We must remember that in Revelation Rome is simply the then-current manifestation of empire! Though John himself was not envisioning future empires, such as those in our time, the images can nonetheless be indirectly applied to them because the phenomenon of empire is, as John knew, an ongoing reality. The challenge for us is to identify empire and “come out” of it.
If we are called to come out of Empire, what does this mean exactly? What models does John give?
I want to suggest that John offers us very strong models, but unfortunately they are often unacknowledged or ignored. One of the most important images is that offered as an alternative to the powerful and monstrous Beast and the seductive and inebriating Prostitute: The Lamb in Revelation 5. Read the rest of this entry
Other parts of this series:
Part 3—The Prostitute: Seduction and Luxury
In this, the third part of this study, I will discuss another of Revelation’s major characters, the Great Prostitute of chapter 17-18.

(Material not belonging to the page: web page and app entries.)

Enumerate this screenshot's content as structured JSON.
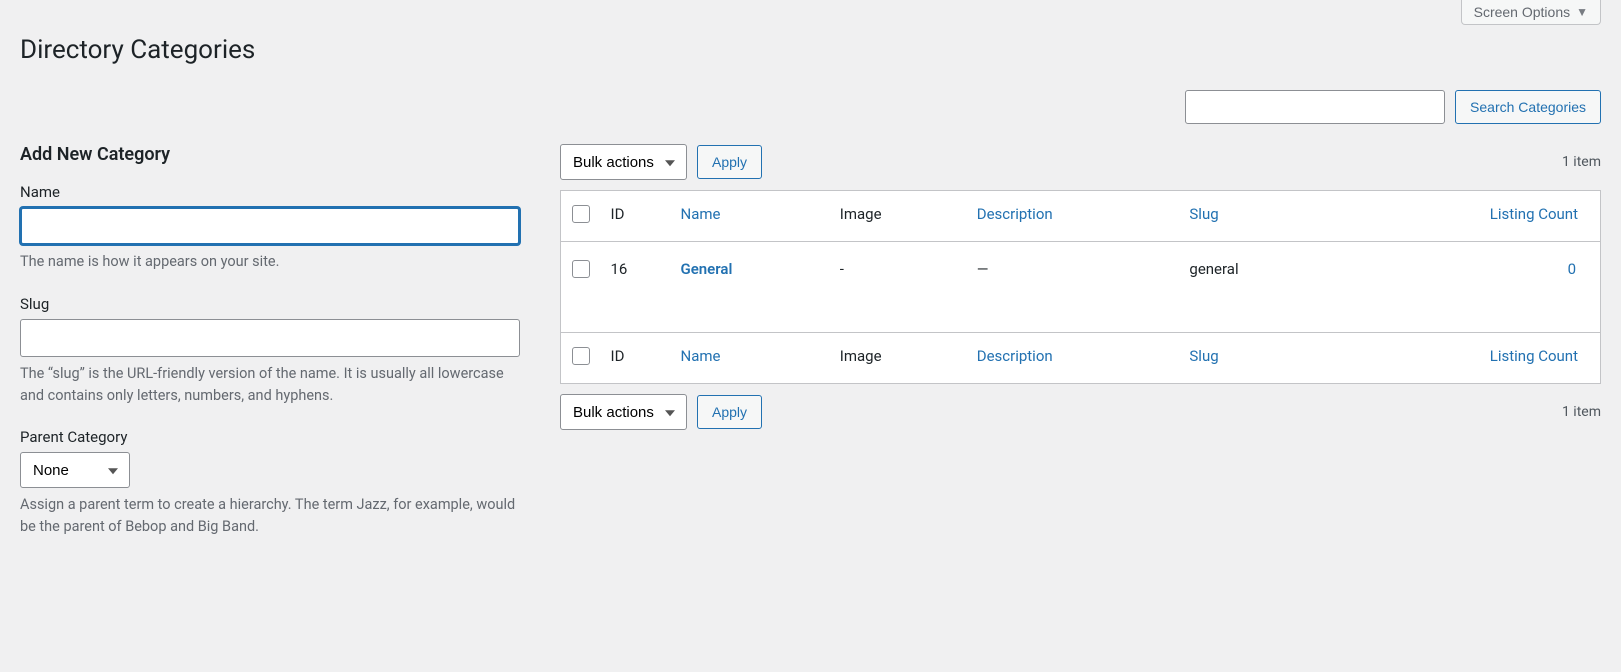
{
  "screen_options_label": "Screen Options",
  "page_title": "Directory Categories",
  "search": {
    "value": "",
    "button": "Search Categories"
  },
  "form": {
    "heading": "Add New Category",
    "name": {
      "label": "Name",
      "value": "",
      "desc": "The name is how it appears on your site."
    },
    "slug": {
      "label": "Slug",
      "value": "",
      "desc": "The “slug” is the URL-friendly version of the name. It is usually all lowercase and contains only letters, numbers, and hyphens."
    },
    "parent": {
      "label": "Parent Category",
      "selected": "None",
      "desc": "Assign a parent term to create a hierarchy. The term Jazz, for example, would be the parent of Bebop and Big Band."
    }
  },
  "bulk": {
    "label": "Bulk actions",
    "apply": "Apply"
  },
  "item_count_text": "1 item",
  "columns": {
    "id": "ID",
    "name": "Name",
    "image": "Image",
    "description": "Description",
    "slug": "Slug",
    "listing_count": "Listing Count"
  },
  "rows": [
    {
      "id": "16",
      "name": "General",
      "image": "-",
      "description": "—",
      "slug": "general",
      "listing_count": "0"
    }
  ]
}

A PRIVILEGED MALE SPEAKING HARSHLY ABOUT A PROSTITUTE?
Now, before I begin, I must follow the wisdom of Howard-Brook and Gwyther and comment on the fact that it is a privileged male from the First World who is about to talk about a prostitute.

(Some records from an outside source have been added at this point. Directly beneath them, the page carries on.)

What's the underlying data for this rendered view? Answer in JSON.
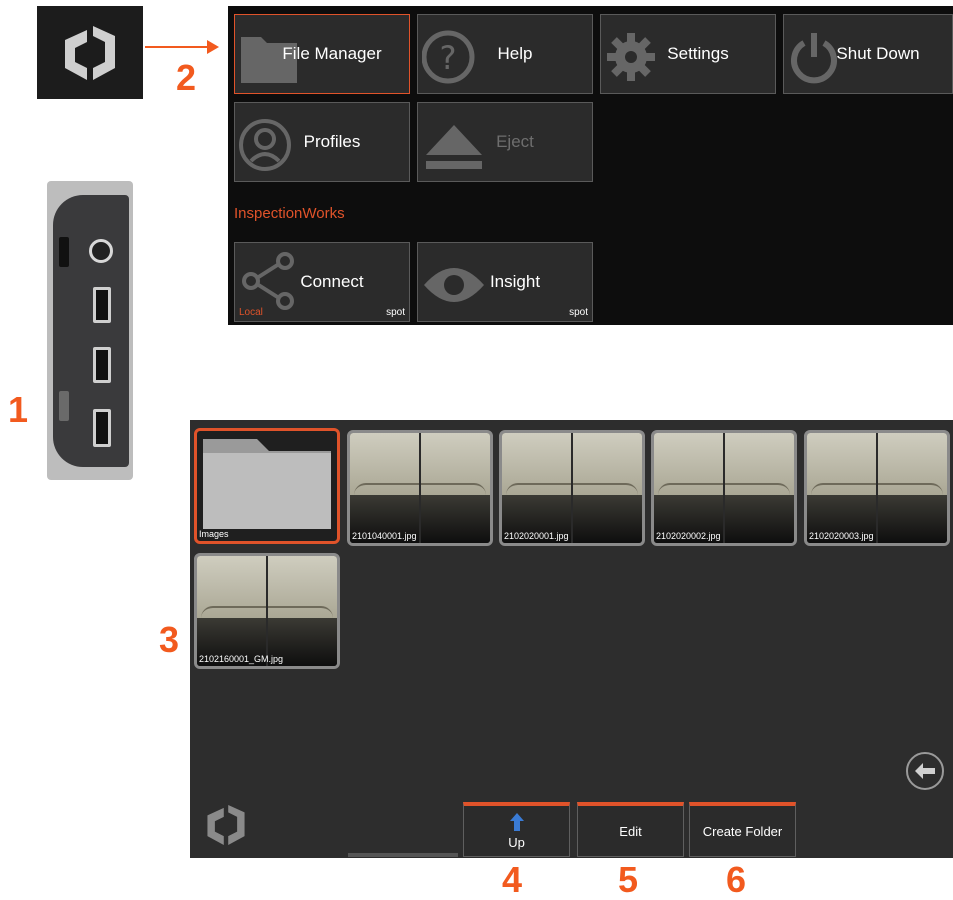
{
  "callouts": [
    "1",
    "2",
    "3",
    "4",
    "5",
    "6"
  ],
  "menu": {
    "tiles": [
      {
        "label": "File Manager",
        "icon": "folder-icon"
      },
      {
        "label": "Help",
        "icon": "question-icon"
      },
      {
        "label": "Settings",
        "icon": "gear-icon"
      },
      {
        "label": "Shut Down",
        "icon": "power-icon"
      },
      {
        "label": "Profiles",
        "icon": "user-icon"
      },
      {
        "label": "Eject",
        "icon": "eject-icon"
      }
    ],
    "section_label": "InspectionWorks",
    "iw_tiles": [
      {
        "label": "Connect",
        "icon": "share-icon",
        "tag_left": "Local",
        "tag_right": "spot"
      },
      {
        "label": "Insight",
        "icon": "eye-icon",
        "tag_right": "spot"
      }
    ]
  },
  "file_manager": {
    "items": [
      {
        "name": "Images",
        "type": "folder"
      },
      {
        "name": "2101040001.jpg",
        "type": "image"
      },
      {
        "name": "2102020001.jpg",
        "type": "image"
      },
      {
        "name": "2102020002.jpg",
        "type": "image"
      },
      {
        "name": "2102020003.jpg",
        "type": "image"
      },
      {
        "name": "2102160001_GM.jpg",
        "type": "image"
      }
    ],
    "buttons": {
      "up": "Up",
      "edit": "Edit",
      "create_folder": "Create Folder"
    }
  },
  "colors": {
    "accent": "#e0532a",
    "callout": "#f25a1e",
    "up_arrow": "#3a7bd5"
  }
}
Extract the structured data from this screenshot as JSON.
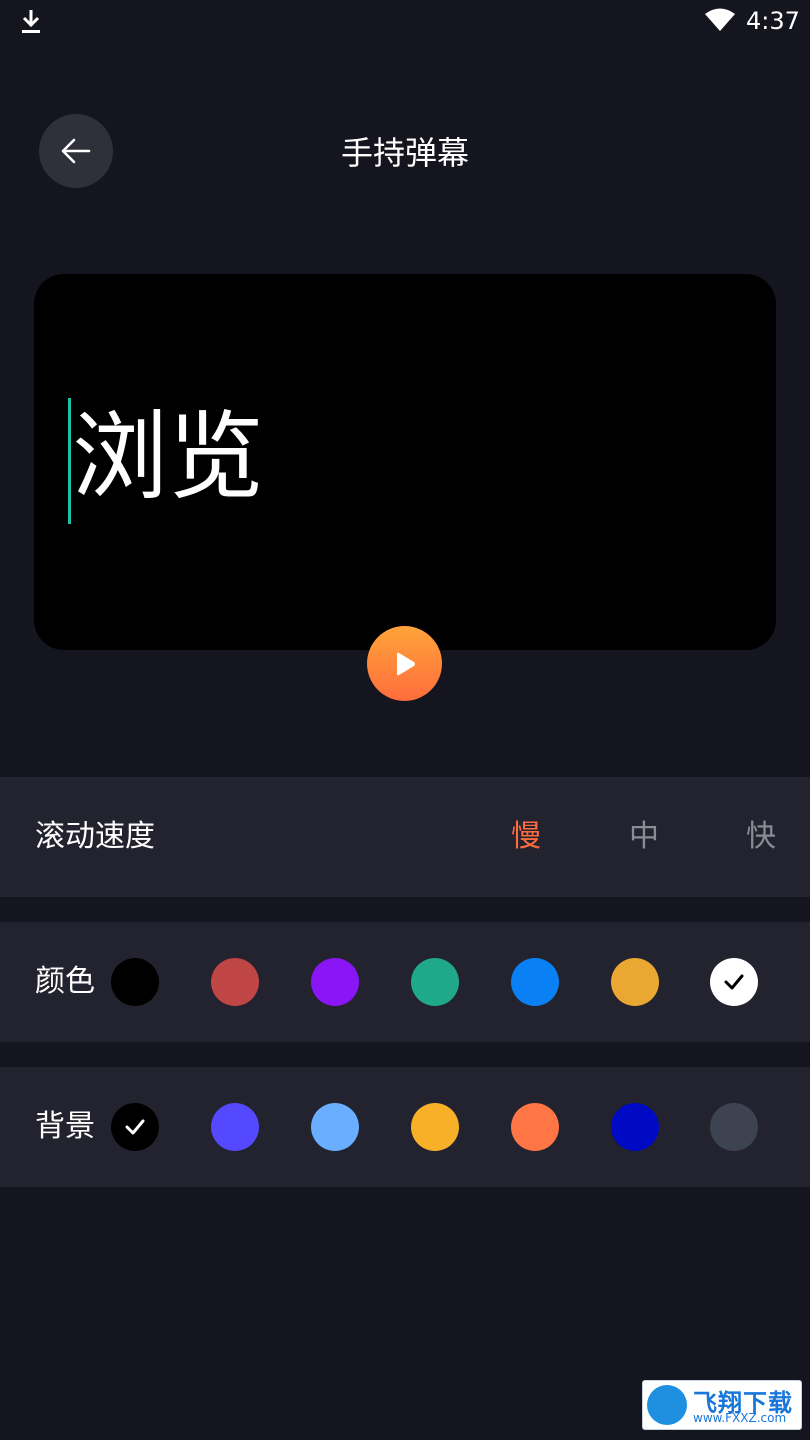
{
  "status_bar": {
    "time": "4:37"
  },
  "header": {
    "title": "手持弹幕"
  },
  "preview": {
    "text": "浏览"
  },
  "speed": {
    "label": "滚动速度",
    "options": [
      "慢",
      "中",
      "快"
    ],
    "selected": "慢"
  },
  "text_color": {
    "label": "颜色",
    "swatches": [
      "#000000",
      "#c04545",
      "#8b16f5",
      "#1fa88a",
      "#0a80f5",
      "#eaa832",
      "#ffffff"
    ],
    "selected_index": 6
  },
  "background": {
    "label": "背景",
    "swatches": [
      "#000000",
      "#5549ff",
      "#6aaeff",
      "#f8b028",
      "#ff7546",
      "#0009c3",
      "#3d4350"
    ],
    "selected_index": 0
  },
  "watermark": {
    "name": "飞翔下载",
    "url": "www.FXXZ.com"
  }
}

Indeed, John’s negative use of the image of a prostitute has, in some circles, been very controversial for its patriarchal and sexist depiction. Feminist biblical scholar Tina Pippin claims the disembodiment of the Prostitute in Revelation 17:16 “points to the ultimate misogynist fantasy!”
Pippin’s point is that these images can be quite dangerous, particularly in the hands of man who can exert power over the bodies of women. Howard-Brook and Gwyther point to the example of the church’s burning of women as “witches” as the consequence of taking these depictions as the “word of God”.

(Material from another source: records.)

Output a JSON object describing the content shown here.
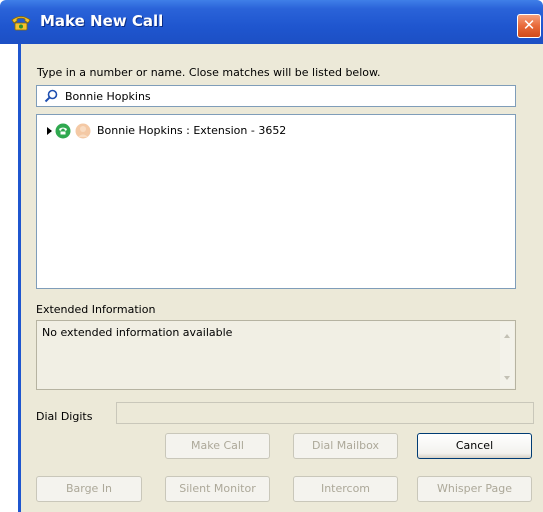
{
  "window": {
    "title": "Make New Call",
    "close_glyph": "✕",
    "app_icon": "telephone-icon"
  },
  "search": {
    "prompt": "Type in a number or name.  Close matches will be listed below.",
    "value": "Bonnie Hopkins",
    "icon": "search-icon"
  },
  "results": [
    {
      "label": "Bonnie Hopkins : Extension - 3652",
      "status_icon": "phone-status-icon",
      "avatar_icon": "avatar-icon"
    }
  ],
  "extended_info": {
    "label": "Extended Information",
    "text": "No extended information available"
  },
  "dial_digits": {
    "label": "Dial Digits",
    "value": ""
  },
  "buttons_row1": {
    "make_call": "Make Call",
    "dial_mailbox": "Dial Mailbox",
    "cancel": "Cancel"
  },
  "buttons_row2": {
    "barge_in": "Barge In",
    "silent_monitor": "Silent Monitor",
    "intercom": "Intercom",
    "whisper_page": "Whisper Page"
  },
  "colors": {
    "title_bar": "#2a63d9",
    "dialog_bg": "#ece9d8",
    "close_button": "#e86a3a"
  }
}
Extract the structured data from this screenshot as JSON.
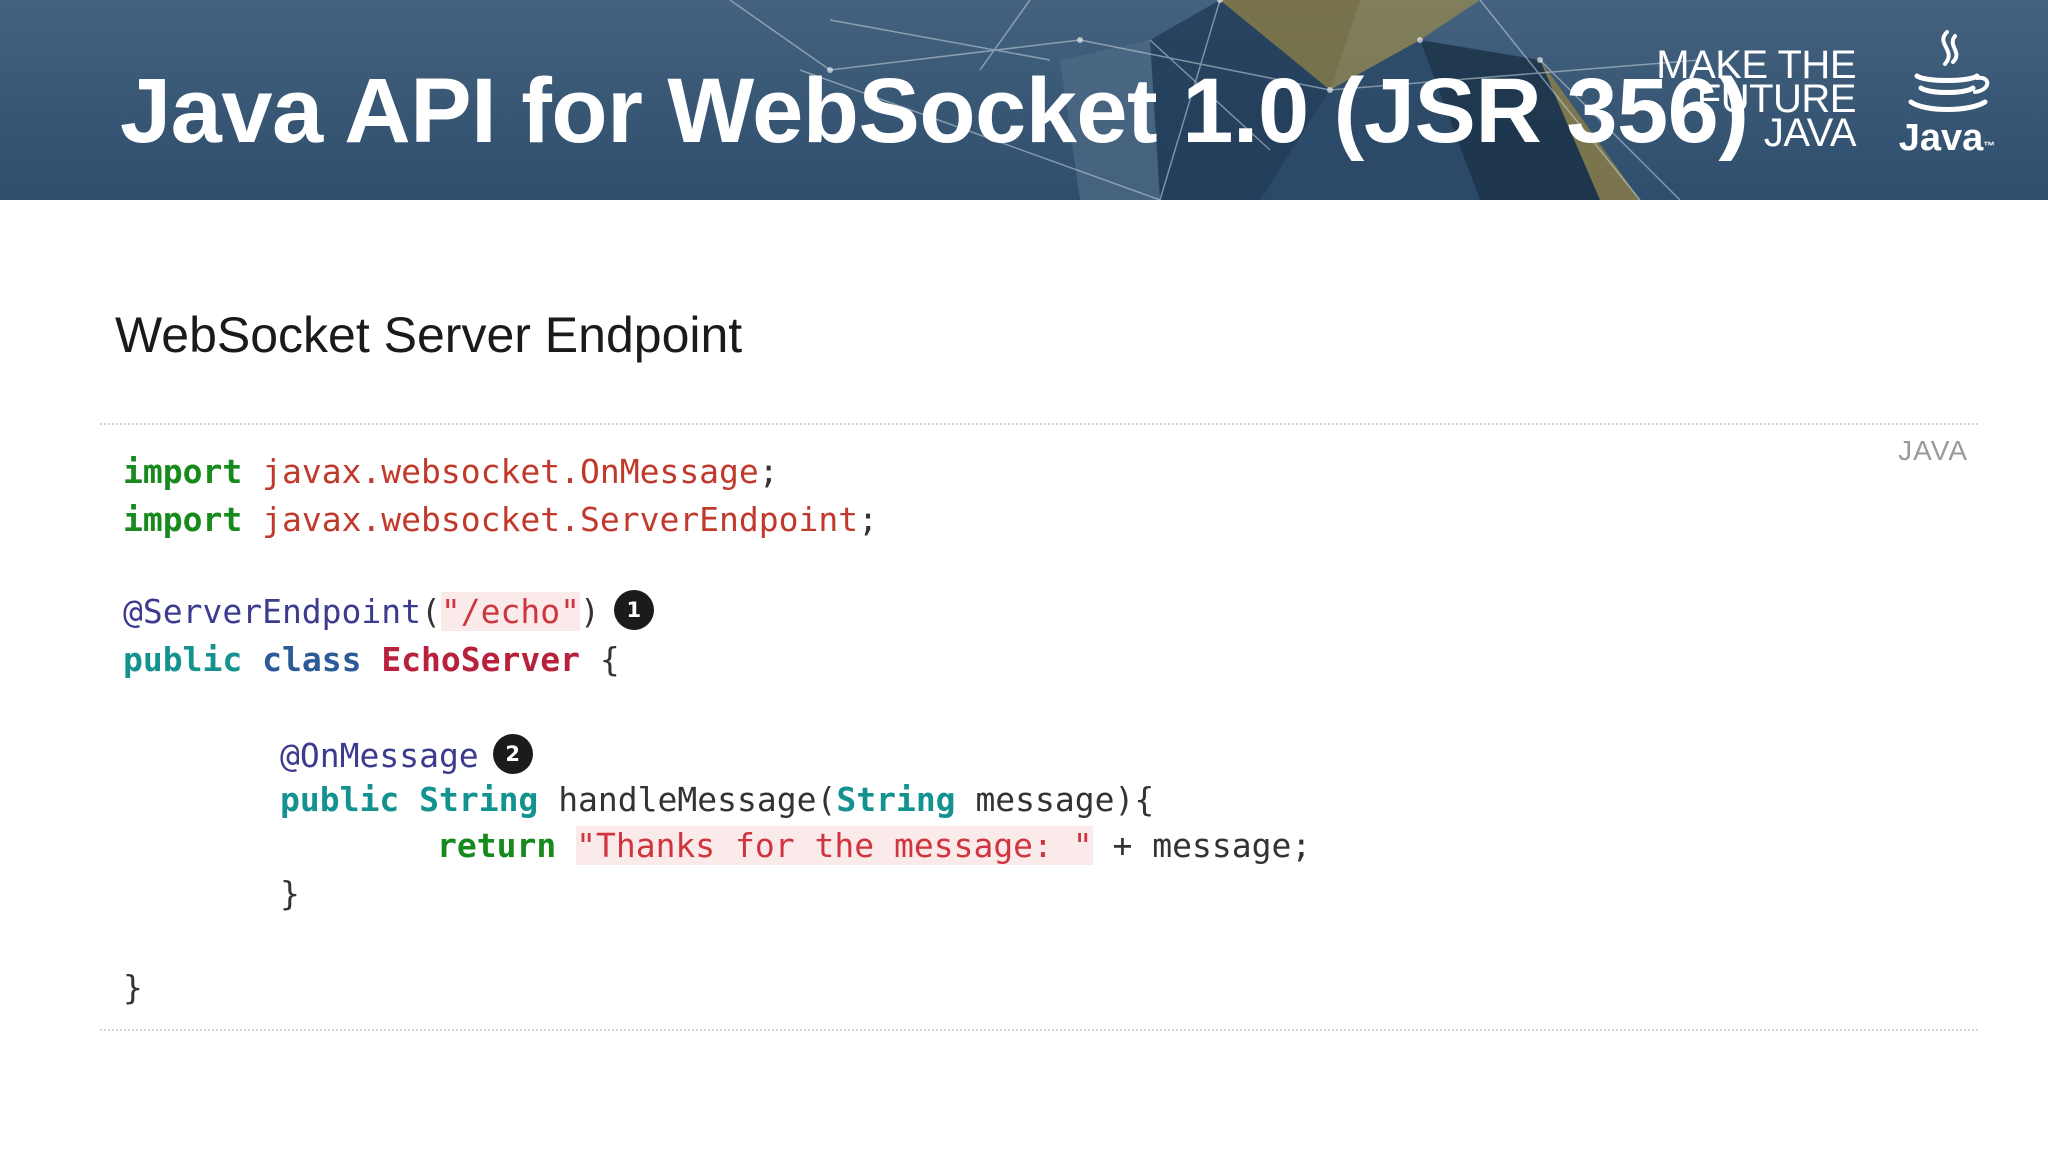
{
  "header": {
    "title": "Java API for WebSocket 1.0 (JSR 356)",
    "tagline": [
      "MAKE THE",
      "FUTURE",
      "JAVA"
    ],
    "logo_text": "Java",
    "logo_tm": "™",
    "logo_icon": "java-coffee-cup-icon"
  },
  "section": {
    "heading": "WebSocket Server Endpoint"
  },
  "code": {
    "language": "JAVA",
    "line1": {
      "kw": "import",
      "pkg": "javax.websocket.OnMessage",
      "end": ";"
    },
    "line2": {
      "kw": "import",
      "pkg": "javax.websocket.ServerEndpoint",
      "end": ";"
    },
    "line3": {
      "annot": "@ServerEndpoint",
      "open": "(",
      "str": "\"/echo\"",
      "close": ")",
      "callout": "1"
    },
    "line4": {
      "kw1": "public",
      "kw2": "class",
      "cls": "EchoServer",
      "brace": "{"
    },
    "line5": {
      "annot": "@OnMessage",
      "callout": "2"
    },
    "line6": {
      "kw1": "public",
      "type1": "String",
      "method": "handleMessage(",
      "type2": "String",
      "rest": "message){"
    },
    "line7": {
      "kw": "return",
      "str": "\"Thanks for the message: \"",
      "rest": "+ message;"
    },
    "line8": {
      "brace": "}"
    },
    "line9": {
      "brace": "}"
    }
  },
  "colors": {
    "banner": "#3a5977",
    "keyword_green": "#178a1e",
    "keyword_teal": "#13928f",
    "string_red": "#d0353f"
  }
}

It will not do for a male like myself to simply say that this language was a product of the time. This would be to pass over, and even excuse, the real pain, violence and degradation that many women across the world have felt because of the use and abuse of such passages. I must acknowledge this pain. My only response is to say that the images of women used by Revelation were not produced with the intent to legitimate violence against women. Faithfulness to the text requires that no reading ever contradict this intention.
Ultimately the image of the Prostitute in Revelation, though a product of a different time, is not about human women: as we shall see the image represents a city and an empire.
Revelation 17:1-14 (The Great Prostitute) Read the rest of this entry
Over the weekend I gave a series of Bible studies at the Black Stump Festival entitled Beauty and the Beast: Empire in the Book of Revelation. In these studies I attempted to set out a fairly cursory overview of some themes in the Bible’s most misunderstood book by zooming in on three key characters—the Beast, the Prostitute and the Lamb—and applying the resulting interpretation to empire today.
I have been asked by quite a number of people for a copy of my notes. While my originals would have been quite indecipherable to anyone but me, I have attempted here to provide a rough version of my study in prose form. I don’t intend these to be highly detailed, much less scholarly, since they were given as a Bible study for all ages. Still, I hope they help out some of my readers.
Before getting into the notes I want to recommend a series of posts entitled Reading Revelation that my friend Josh Dowton has started writing over on his blog. Josh is doing his PhD in Revelation, and is far more knowledgeable on the subject than am I. His posts will no doubt be very helpful for those wanting to understand more about Revelation (and it happens to be great timing that he is currently in the middle of writing them!) In truth my many conversations with Josh have been a big influence on my own understanding of Revelation.
My original study was in three parts, but I will split these next posts into four:
Part 1: Revelation in Context Read the rest of this entry
Surely one of the most controversial and debated sections of Scripture is that of the Millennium in Revelation 20:1-6. Different perspectives in the Church today argue adamantly for their understanding of the Millennium despite the relative unimportance and narrative space given to it by Revelation’s author. Nonetheless this argument is in many ways representative of the larger debate regarding eschatology and how to interpret the Bible, thus it is crucial in terms of the practice of the Church in the twenty-first century world.
So, ignoring some of the more speculative elements of the Millennium, my question is what do we make of this thousand year period described in the last biblical book? Is it in fact a literal time period, or a symbolic one? Read the rest of this entry